9. in the structure of claim 7 said primary tensioning means comprising a spring means permanently attached between said operating lever and said knuckle section and said secondary tension means comprising an auxiliary spring means having at least one end free of any attachment during the absence of any increase in operating tension and both ends secured when the operating tension is increased.

10. An artificial hand structure provided with flexible fingers including in combination operating mechanism for flexing said fingers, said operating mechanism comprising finger linkage means secured at one end in the finger structure and at the opposite end to finger flexing levers under spring tension, spring means for controlling the flexing tension of said finger operating mechanism, auxiliary spring means for increasing the operating tension of said finger linkage means, and locking means for detachably securing the auxiliary spring means during an increase of operating tension.

11. An independently replaceable finger structure for an artificial hand capable of grasping objects at different pressures in combination with a hand body comprising a flexible and resilient hollow body having flexible tubular walls and a solid closed end provided with a fingernail, and cooperable detachable connecting means on the other end of said hollow body and said hand including a ring and groove means.

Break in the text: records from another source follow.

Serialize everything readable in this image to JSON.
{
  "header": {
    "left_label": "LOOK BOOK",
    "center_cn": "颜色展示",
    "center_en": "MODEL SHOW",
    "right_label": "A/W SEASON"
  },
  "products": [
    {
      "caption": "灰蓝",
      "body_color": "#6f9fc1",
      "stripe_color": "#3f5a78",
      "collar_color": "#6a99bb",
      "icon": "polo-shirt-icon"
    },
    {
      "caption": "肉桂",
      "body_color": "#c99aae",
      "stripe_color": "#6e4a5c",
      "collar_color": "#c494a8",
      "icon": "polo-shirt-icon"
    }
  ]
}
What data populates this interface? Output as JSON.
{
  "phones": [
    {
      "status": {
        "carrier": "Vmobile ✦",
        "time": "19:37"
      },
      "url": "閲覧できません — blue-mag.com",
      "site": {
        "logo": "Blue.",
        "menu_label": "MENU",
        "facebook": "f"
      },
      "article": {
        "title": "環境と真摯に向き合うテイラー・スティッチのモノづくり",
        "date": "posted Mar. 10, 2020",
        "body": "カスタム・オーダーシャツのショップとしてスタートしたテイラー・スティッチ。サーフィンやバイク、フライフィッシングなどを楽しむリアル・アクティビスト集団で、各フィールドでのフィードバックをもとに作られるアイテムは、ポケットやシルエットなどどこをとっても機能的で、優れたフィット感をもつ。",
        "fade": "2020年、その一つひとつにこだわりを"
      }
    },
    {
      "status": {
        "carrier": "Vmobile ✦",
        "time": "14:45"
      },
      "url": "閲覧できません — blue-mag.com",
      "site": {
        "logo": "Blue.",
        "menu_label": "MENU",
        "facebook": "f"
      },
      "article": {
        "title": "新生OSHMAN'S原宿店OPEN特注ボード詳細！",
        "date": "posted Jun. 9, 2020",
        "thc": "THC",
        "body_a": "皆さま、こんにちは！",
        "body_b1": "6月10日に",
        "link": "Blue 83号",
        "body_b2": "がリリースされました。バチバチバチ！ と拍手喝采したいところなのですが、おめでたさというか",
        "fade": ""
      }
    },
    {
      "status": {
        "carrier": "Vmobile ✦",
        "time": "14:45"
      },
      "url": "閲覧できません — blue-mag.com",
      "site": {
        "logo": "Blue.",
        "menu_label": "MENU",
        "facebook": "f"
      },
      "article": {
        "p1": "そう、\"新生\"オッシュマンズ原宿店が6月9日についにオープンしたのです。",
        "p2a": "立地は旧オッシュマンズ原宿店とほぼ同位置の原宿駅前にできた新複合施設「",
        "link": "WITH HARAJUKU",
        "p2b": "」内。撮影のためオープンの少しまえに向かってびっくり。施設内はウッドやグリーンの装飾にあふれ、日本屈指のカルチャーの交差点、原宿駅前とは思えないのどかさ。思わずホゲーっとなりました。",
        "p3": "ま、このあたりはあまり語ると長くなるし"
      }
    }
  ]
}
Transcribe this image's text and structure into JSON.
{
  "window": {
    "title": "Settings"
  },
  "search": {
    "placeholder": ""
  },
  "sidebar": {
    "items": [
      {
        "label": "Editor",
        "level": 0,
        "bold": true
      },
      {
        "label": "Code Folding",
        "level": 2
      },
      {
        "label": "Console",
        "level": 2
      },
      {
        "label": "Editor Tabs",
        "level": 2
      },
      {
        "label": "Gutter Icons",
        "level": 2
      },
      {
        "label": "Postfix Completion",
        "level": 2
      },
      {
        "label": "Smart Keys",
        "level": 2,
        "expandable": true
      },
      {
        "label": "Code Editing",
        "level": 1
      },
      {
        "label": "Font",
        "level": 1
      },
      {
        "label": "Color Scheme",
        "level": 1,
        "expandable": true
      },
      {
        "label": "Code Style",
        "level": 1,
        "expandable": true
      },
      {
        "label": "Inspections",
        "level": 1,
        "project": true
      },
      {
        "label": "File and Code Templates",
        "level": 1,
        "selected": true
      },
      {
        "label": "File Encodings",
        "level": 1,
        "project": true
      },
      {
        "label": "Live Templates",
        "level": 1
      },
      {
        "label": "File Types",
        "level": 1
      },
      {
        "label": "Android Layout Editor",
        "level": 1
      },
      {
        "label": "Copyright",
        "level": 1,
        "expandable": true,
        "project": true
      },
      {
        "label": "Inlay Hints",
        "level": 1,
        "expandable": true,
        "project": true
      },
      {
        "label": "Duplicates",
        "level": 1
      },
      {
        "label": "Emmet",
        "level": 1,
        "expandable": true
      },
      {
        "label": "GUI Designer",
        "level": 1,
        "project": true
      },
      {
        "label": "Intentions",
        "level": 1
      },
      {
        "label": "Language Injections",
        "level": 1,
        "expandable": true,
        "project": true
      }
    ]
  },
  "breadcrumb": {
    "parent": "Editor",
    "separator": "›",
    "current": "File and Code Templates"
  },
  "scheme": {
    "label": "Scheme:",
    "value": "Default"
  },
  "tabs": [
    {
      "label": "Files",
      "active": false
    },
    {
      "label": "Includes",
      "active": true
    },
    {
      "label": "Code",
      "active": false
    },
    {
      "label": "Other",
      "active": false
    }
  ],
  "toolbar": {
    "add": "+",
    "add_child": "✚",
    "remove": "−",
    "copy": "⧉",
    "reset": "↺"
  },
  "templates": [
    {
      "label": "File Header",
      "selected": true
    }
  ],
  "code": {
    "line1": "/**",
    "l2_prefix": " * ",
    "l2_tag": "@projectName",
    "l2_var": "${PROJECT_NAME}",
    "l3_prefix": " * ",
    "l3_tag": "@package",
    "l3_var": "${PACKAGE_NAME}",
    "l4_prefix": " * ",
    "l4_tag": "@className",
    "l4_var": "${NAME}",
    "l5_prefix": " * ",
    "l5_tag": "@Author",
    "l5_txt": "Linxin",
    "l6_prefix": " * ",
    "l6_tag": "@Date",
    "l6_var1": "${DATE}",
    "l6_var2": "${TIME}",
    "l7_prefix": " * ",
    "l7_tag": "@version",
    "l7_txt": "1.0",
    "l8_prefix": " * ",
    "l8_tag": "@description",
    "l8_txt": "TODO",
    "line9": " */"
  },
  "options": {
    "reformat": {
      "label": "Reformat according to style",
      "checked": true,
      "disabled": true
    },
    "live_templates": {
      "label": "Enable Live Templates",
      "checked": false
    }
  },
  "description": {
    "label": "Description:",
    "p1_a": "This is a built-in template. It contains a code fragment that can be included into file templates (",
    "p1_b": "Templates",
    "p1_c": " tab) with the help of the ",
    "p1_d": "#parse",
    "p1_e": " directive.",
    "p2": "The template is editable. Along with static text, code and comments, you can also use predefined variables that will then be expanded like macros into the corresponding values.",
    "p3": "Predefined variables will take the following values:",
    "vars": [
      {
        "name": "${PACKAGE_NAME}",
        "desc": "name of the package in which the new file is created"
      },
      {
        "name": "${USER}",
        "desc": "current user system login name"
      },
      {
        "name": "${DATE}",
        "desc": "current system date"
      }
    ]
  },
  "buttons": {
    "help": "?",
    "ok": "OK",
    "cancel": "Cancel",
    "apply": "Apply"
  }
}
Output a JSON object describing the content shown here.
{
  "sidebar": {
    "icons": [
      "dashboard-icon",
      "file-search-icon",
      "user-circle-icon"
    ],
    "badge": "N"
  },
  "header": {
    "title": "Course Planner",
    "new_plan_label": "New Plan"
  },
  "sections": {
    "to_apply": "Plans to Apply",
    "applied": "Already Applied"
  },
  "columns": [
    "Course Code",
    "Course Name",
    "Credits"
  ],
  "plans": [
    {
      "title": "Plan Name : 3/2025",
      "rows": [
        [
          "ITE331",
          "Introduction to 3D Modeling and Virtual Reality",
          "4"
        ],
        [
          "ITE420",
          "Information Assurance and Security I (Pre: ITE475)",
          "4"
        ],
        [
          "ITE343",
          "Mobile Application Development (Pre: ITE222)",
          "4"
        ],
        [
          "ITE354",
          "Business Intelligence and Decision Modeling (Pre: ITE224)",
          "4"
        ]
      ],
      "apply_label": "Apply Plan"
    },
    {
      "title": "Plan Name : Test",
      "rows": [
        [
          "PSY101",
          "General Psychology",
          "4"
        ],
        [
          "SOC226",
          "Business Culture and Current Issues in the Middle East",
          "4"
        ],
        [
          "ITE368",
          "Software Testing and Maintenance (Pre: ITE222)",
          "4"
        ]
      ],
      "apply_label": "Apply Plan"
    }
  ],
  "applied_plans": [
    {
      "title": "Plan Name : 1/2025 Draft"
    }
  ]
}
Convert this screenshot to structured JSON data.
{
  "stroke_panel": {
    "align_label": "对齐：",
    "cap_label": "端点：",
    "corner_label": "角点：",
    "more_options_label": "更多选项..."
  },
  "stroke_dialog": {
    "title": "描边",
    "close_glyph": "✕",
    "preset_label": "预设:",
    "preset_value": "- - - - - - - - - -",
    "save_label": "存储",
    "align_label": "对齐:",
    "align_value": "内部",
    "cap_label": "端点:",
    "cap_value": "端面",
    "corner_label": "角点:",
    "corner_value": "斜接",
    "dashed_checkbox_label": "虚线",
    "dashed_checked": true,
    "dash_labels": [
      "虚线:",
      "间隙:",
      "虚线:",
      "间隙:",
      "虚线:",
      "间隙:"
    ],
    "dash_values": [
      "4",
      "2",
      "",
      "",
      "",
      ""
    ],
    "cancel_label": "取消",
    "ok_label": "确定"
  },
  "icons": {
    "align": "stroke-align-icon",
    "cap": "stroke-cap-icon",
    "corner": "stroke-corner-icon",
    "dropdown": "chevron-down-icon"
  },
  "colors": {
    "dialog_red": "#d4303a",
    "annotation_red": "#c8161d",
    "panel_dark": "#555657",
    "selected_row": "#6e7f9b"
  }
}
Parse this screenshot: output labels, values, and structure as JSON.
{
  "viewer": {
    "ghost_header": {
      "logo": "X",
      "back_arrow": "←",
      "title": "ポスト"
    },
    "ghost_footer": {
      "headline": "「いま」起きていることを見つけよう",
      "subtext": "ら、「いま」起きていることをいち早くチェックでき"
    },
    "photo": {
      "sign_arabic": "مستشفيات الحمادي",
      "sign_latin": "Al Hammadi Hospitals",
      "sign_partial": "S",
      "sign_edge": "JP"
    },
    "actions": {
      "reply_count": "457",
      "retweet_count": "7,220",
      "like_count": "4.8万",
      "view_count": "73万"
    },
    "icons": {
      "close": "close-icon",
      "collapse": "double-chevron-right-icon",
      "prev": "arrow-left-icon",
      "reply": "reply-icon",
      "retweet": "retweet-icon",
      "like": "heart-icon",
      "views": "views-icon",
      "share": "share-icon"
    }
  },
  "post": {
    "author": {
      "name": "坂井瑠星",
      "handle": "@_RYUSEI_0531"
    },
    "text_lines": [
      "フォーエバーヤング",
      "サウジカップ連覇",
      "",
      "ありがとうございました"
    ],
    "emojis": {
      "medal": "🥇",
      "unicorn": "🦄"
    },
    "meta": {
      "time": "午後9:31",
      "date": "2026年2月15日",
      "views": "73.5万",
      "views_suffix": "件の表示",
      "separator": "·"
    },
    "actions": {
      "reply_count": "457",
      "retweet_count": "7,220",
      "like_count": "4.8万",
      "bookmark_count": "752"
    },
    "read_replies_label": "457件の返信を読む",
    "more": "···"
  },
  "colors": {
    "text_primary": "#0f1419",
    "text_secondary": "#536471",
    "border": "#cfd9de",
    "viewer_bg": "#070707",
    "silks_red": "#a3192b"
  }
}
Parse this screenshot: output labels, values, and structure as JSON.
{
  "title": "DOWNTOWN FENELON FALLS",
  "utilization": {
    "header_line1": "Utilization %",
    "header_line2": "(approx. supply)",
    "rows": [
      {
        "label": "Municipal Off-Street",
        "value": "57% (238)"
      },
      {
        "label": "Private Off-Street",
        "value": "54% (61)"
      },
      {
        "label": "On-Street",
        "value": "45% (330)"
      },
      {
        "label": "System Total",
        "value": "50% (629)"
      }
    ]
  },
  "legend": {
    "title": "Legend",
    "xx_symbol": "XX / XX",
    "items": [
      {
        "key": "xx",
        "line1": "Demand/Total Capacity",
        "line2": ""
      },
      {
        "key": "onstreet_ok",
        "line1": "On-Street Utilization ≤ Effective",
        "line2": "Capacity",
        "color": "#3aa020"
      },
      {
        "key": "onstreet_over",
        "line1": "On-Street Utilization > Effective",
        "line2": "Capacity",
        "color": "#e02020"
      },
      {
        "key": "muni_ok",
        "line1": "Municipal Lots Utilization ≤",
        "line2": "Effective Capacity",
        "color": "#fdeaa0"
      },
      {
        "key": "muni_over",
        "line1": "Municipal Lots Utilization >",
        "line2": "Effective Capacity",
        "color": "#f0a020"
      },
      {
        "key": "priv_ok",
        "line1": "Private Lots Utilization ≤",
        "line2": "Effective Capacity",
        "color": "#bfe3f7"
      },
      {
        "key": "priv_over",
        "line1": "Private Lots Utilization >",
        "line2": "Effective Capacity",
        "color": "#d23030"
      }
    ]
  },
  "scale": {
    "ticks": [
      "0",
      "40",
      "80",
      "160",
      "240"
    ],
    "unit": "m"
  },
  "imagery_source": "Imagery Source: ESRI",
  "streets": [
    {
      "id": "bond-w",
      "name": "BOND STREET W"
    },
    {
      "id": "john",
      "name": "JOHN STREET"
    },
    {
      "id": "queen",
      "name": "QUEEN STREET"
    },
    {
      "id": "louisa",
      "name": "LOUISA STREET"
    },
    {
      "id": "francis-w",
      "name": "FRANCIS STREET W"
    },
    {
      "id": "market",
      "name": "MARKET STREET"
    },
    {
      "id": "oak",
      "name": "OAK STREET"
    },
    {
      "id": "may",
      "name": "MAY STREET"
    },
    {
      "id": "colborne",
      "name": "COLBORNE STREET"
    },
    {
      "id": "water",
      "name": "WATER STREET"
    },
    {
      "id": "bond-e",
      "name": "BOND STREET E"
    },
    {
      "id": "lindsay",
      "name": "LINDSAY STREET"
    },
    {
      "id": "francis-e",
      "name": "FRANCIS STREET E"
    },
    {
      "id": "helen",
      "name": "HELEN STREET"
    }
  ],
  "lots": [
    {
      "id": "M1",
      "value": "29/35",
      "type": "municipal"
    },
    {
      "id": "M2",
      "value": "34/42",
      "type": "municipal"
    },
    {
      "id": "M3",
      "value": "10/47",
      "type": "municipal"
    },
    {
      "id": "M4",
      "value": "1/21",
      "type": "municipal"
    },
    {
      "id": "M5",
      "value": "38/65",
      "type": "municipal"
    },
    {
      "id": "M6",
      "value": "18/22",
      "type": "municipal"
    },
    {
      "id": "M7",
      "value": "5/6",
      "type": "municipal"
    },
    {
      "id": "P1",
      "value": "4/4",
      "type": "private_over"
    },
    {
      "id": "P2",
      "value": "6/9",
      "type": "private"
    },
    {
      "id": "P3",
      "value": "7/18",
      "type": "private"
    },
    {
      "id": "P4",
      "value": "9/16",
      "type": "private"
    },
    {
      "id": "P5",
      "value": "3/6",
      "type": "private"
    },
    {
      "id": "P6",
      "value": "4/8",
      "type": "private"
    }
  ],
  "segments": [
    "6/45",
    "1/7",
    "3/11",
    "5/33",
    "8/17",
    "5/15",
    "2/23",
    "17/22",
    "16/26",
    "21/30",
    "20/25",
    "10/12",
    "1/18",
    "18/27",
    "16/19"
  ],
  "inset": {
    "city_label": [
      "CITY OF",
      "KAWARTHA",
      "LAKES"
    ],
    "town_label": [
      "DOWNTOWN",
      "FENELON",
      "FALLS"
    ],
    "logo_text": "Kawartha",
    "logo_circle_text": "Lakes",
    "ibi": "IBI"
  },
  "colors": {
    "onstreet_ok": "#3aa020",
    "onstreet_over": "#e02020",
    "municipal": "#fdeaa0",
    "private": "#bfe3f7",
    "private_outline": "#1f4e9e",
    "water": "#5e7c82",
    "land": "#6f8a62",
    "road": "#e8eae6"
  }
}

12. An independently replaceable finger structure for an artificial hand in combination with a hand body comprising a flexible and resilient hollow body having flexible tubular walls and a solid closed end, cooperable detachable connecting means on the other end of said body and on said hand for detachably connecting the same, the closed end of said hollow body having an internal socket therein, finger actuating mechanism on said hand body extending into said hollow body, and means releasably anchoring the end of said finger actuating mechanism in said socket.

13. An independently replaceable finger structure for an artificial hand in combination with a hand body comprising a flexible and resilient hollow body having flexible tubular walls and a solid closed end, cooperable detachable connecting means on the other end of said body and on said hand for detachably connecting the same, finger actuating mechanism including an anchoring member secured to said hand body, link means pivotally connected to said anchoring member extending into said hollow body, and link actuating means connected to said link means, and means releasably connecting the end of said link means to said hollow body adjacent to the closed end thereof.

References Cited in the file of this patent UNITED STATES PATENTS

Patent Citations
Cited PatentFiling datePublication dateApplicantTitle
US2301009 *Mar 14, 1941Nov 3, 1942Becker Daniel BArtificial hand
US2542316 *Dec 23, 1946Feb 20, 1951Farrar Jr William GArtificial limb
Referenced by
Citing PatentFiling datePublication dateApplicantTitle
US3413658 *Oct 20, 1965Dec 3, 1968Daniel B. BeckerArtificial hand having a body constructed from separate molded plastic parts for easier replacement of damaged parts
US4466800 *Oct 30, 1981Aug 21, 1984Karl BreidenFinger model
US7296835Aug 11, 2005Nov 20, 2007Anybots, Inc.Robotic hand and arm apparatus
US7867287Dec 7, 2006Jan 11, 2011Otto Bock Healthcare GmbhHand prosthesis with fingers that can be aligned in an articulated manner
US8343234Dec 7, 2006Jan 1, 2013Otto Bock Healthcare GmbhHand prosthesis comprising two drive devices
US8579991Dec 7, 2006Nov 12, 2013Otto Bock Healthcare GmbhHand prosthesis and force transmission device
US20070035143 *Aug 11, 2005Feb 15, 2007Trevor BlackwellRobotic hand and arm apparatus
US20080262636 *Dec 7, 2006Oct 23, 2008Otto Bock Healthcare Ip Gmbh & Co. KgHand Prosthesis With Fingers That Can Be Aligned in an Articulated Manner
US20080319553 *Dec 7, 2006Dec 25, 2008Otto Bock Healthcare Ip Gmbh & Co. KgHand Prosthesis and Force Transmission Device
US20110137423 *Jun 9, 2011Hsiang OuyangMechanical joint imitating creatures' joints
DE102005061266A1 *Dec 20, 2005Aug 16, 2007Otto Bock Healthcare Ip Gmbh & Co. KgHandprothese sowie Kraftübertragungseinrichtung
Classifications
U.S. Classification623/64
International ClassificationA61F2/50, A61F2/58
Cooperative ClassificationA61F2/583
European ClassificationA61F2/58H